THE biggest changes we will see regarding the pool area is the maximum capacity allowed at one time, however, when will they reopen?
Although there is no specific date set for when pools will reopen, the Ministry of Health has already established a protocol ready to go for when they do.
This protocol forms part of the path towards a new normality. Salvador Illa, the Minister of Health, published a document which details the ‘unique and exclusive’ protocol which will be applied to swimming pools across the nation.
The ventilation and closed arenas are two of the key areas this protocol focuses on. However, the Ministry is confident in their scientific results about the effects of Covid in water and have signalled that there is no evidence that the virus can be transmitted via the water.
Perhaps, the largest change we will see in the pool, is the reduction of people cooling off. Pools will now have to open with a maximum capacity, just like the rest of establishments.
Therefore, the Executive’s protocol proposes to “double the surface per person in outdoor spaces and triple this within indoor and covered spaces,” however there are certain exceptions to the restrictions as it also depends on the characteristics of the space which must ensure the ability to social distance.
However, many ask who will be in charge of determining all these new regulations are being taken seriously.

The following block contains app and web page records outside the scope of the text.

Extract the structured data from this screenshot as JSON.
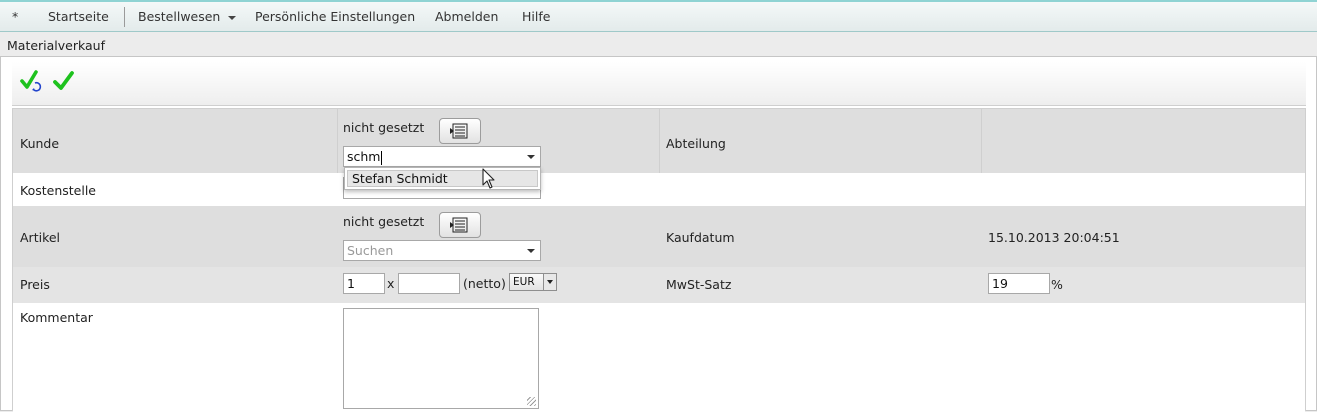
{
  "menu": {
    "star": "*",
    "items": [
      {
        "label": "Startseite"
      },
      {
        "label": "Bestellwesen",
        "has_dropdown": true
      },
      {
        "label": "Persönliche Einstellungen"
      },
      {
        "label": "Abmelden"
      },
      {
        "label": "Hilfe"
      }
    ]
  },
  "panel": {
    "title": "Materialverkauf"
  },
  "toolbar": {
    "icons": [
      "check-refresh-icon",
      "check-icon"
    ]
  },
  "form": {
    "kunde": {
      "label": "Kunde",
      "status": "nicht gesetzt",
      "search_value": "schm",
      "dropdown_option": "Stefan Schmidt"
    },
    "abteilung": {
      "label": "Abteilung"
    },
    "kostenstelle": {
      "label": "Kostenstelle"
    },
    "artikel": {
      "label": "Artikel",
      "status": "nicht gesetzt",
      "search_placeholder": "Suchen"
    },
    "kaufdatum": {
      "label": "Kaufdatum",
      "value": "15.10.2013 20:04:51"
    },
    "preis": {
      "label": "Preis",
      "quantity": "1",
      "times": "x",
      "price": "",
      "netto": "(netto)",
      "currency": "EUR"
    },
    "mwst": {
      "label": "MwSt-Satz",
      "value": "19",
      "unit": "%"
    },
    "kommentar": {
      "label": "Kommentar",
      "value": ""
    }
  },
  "colors": {
    "menu_accent": "#8fd3d3",
    "check_green": "#22cc22",
    "refresh_blue": "#2244cc",
    "row_grey": "#dedede"
  }
}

Will there be lifeguards or specific personnel for the task?
They will be in charge of monitoring how many bathers are in the pool as well as restricting access based on social distancing.
According to the Ministry of Health, the access and exit areas of the pool facility will have markings on the floor to ensure individuals are two metres apart.
The document also touches upon the routine for disinfection that these pools must follow. Facilities must have a system to disinfect hands and shoes. Shoes will be highly recommended within the area.
In order to facilitate, the change of shoes, each client will be handed a plastic bag and another security protocol will be the preferred use of card.
The Ministry of Health recommends that any closed spaces, such as changing rooms, keep their windows and doors open to allow air to ventilate and circulate the room and avoid transmission. If there are no windows, then the facility must find some form of mechanical ventilation.
Another critical point highlighted by the government is that “special attention” be paid to surfaces when cleaning which have “frequent contact” with bathers such as “taps or railings.”
In addition, sports or children’s playgrounds will remain closed during the de-escalation phase.